I wrote last week about a bill pending in the Maryland House of Delegates that would authorize punitive damages against drunk drivers who caused “injury or wrongful death while operating a motor vehicle.” For whatever reason, the House of Delegates Judiciary Committee rejected the bill which means it is not happening.
I wrote this post originally in 2012. In 2018, this bill keeps getting held up. Last year, Senator Bobby Zurkin and others sponsored a bill that would allow for punitive damages if the drunk in question caused physical injury or death while driving with a BAC of .15, nearly twice the legal limit. The burden of proof would be higher — clear and convincing evidence — making the burden higher for plaintiffs. But the bill failed once again.
So the law in Maryland is that victims still cannot get punitive damage against a drunk driver no matter how drunk that driver was or how many people he harmed.
State Farm’s View

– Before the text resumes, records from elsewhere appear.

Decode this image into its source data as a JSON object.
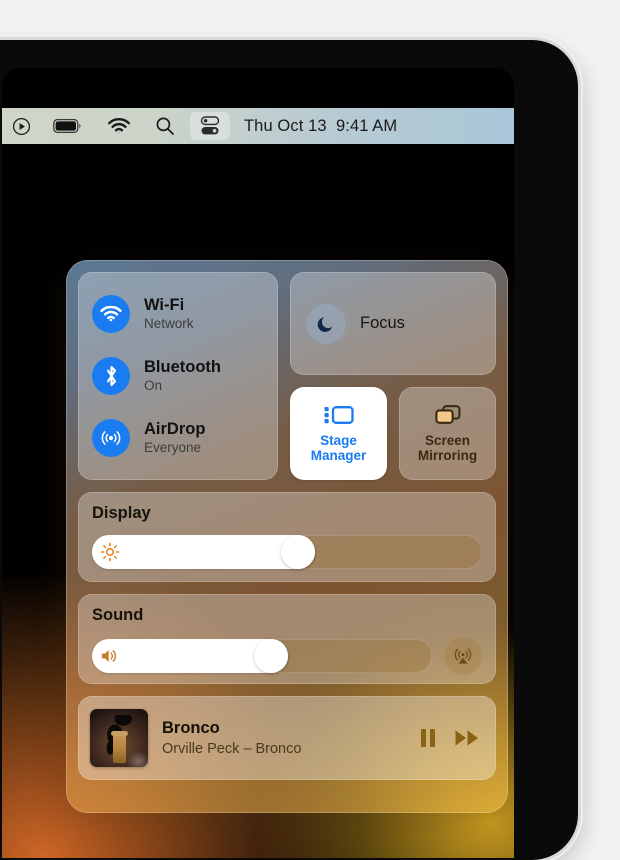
{
  "menubar": {
    "clock": "Thu Oct 13  9:41 AM",
    "icons": [
      {
        "name": "now-playing-icon",
        "label": "Now Playing"
      },
      {
        "name": "battery-icon",
        "label": "Battery"
      },
      {
        "name": "wifi-icon",
        "label": "Wi-Fi"
      },
      {
        "name": "search-icon",
        "label": "Spotlight Search"
      },
      {
        "name": "control-center-icon",
        "label": "Control Center"
      }
    ]
  },
  "control_center": {
    "connectivity": [
      {
        "icon": "wifi-icon",
        "title": "Wi-Fi",
        "subtitle": "Network"
      },
      {
        "icon": "bluetooth-icon",
        "title": "Bluetooth",
        "subtitle": "On"
      },
      {
        "icon": "airdrop-icon",
        "title": "AirDrop",
        "subtitle": "Everyone"
      }
    ],
    "focus": {
      "label": "Focus",
      "icon": "moon-icon"
    },
    "stage_manager": {
      "label": "Stage\nManager",
      "line1": "Stage",
      "line2": "Manager",
      "icon": "stage-manager-icon",
      "active": true
    },
    "screen_mirroring": {
      "label": "Screen\nMirroring",
      "line1": "Screen",
      "line2": "Mirroring",
      "icon": "screen-mirroring-icon",
      "active": false
    },
    "display": {
      "label": "Display",
      "icon": "brightness-icon",
      "value": 53
    },
    "sound": {
      "label": "Sound",
      "icon": "speaker-icon",
      "value": 53,
      "airplay_icon": "airplay-audio-icon"
    },
    "now_playing": {
      "title": "Bronco",
      "subtitle": "Orville Peck – Bronco",
      "pause_icon": "pause-icon",
      "forward_icon": "fast-forward-icon",
      "artwork": "bronco-album-art"
    }
  },
  "colors": {
    "accent_blue": "#1a7cf0",
    "focus_navy": "#13294b",
    "brown": "#6b4a16",
    "panel_white": "#ffffff"
  }
}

Who opposes punishing drunk drivers? State Farm. Their representative told Maryland legislatures that the punishment of drunk drivers is the province of the criminal justice system. I guess this view is based on the fact that the criminal system is doing such a good job as it is of deterring drunks, right? I mean, approximately 130 people in Maryland die every year from drunk drivers.

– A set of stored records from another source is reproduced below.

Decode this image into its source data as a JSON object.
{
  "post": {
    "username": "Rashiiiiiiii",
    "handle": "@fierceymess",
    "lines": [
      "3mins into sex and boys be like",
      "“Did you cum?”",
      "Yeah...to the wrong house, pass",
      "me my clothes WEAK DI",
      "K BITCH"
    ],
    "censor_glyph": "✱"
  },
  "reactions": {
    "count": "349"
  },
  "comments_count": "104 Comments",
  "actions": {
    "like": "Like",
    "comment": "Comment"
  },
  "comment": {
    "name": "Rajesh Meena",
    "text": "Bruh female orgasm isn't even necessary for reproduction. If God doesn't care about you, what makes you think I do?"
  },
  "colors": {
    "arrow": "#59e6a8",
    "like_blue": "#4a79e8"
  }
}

State Farm further argues that State Farm and other insurance companies will be required to pay more because automobile insurance companies would rather settle than risk a court-ordered award.
So State Farm wants to protect its drunk drivers? That is a choice it could make. Or it could just defend the case on liability and let the drunk driver pick up the tab on the punitive damages. This is the very purpose of punitive damages.
Maryland’s Public Policy
Holding drunk drivers responsible for punitive damages just makes sense from a public policy standpoint. Is holding drunken drivers liable for punitive damages consistent with Maryland’s public policy on punitive damages?
In Zenobia v. Owens-Illinois, the court set out Maryland public policy governing the policy behind awards for punitive damages both for intentional and unintentional torts. The Court of Appeals in Zenobia found that punitive damages may only be awarded in cases where the defendant’s conduct is proved to having an intent described as “actual malice.” What is actual malice? It means that you had an evil motive, intent to injure, ill will, or fraud.
Drunk driving is not actual malice as defined in Zenobia. But judges made that law, not the Maryland legislature. How can we award punitive damages for fraud and not for killing a child because you made an affirmative choice to drive drunk? It makes little sense and the Maryland legislature needs to step up and do the right thing.
States That Allow Punitive Damages Against Drunk Drivers
Other states are onboard. To name just a few: Florida, Minnesota, Virginia, New Jersey, Wisconsin, North Carolina, Indiana, Kentucky, New York, Louisiana, and Mississippi. There are probably a ton more, this was 5 minutes of research.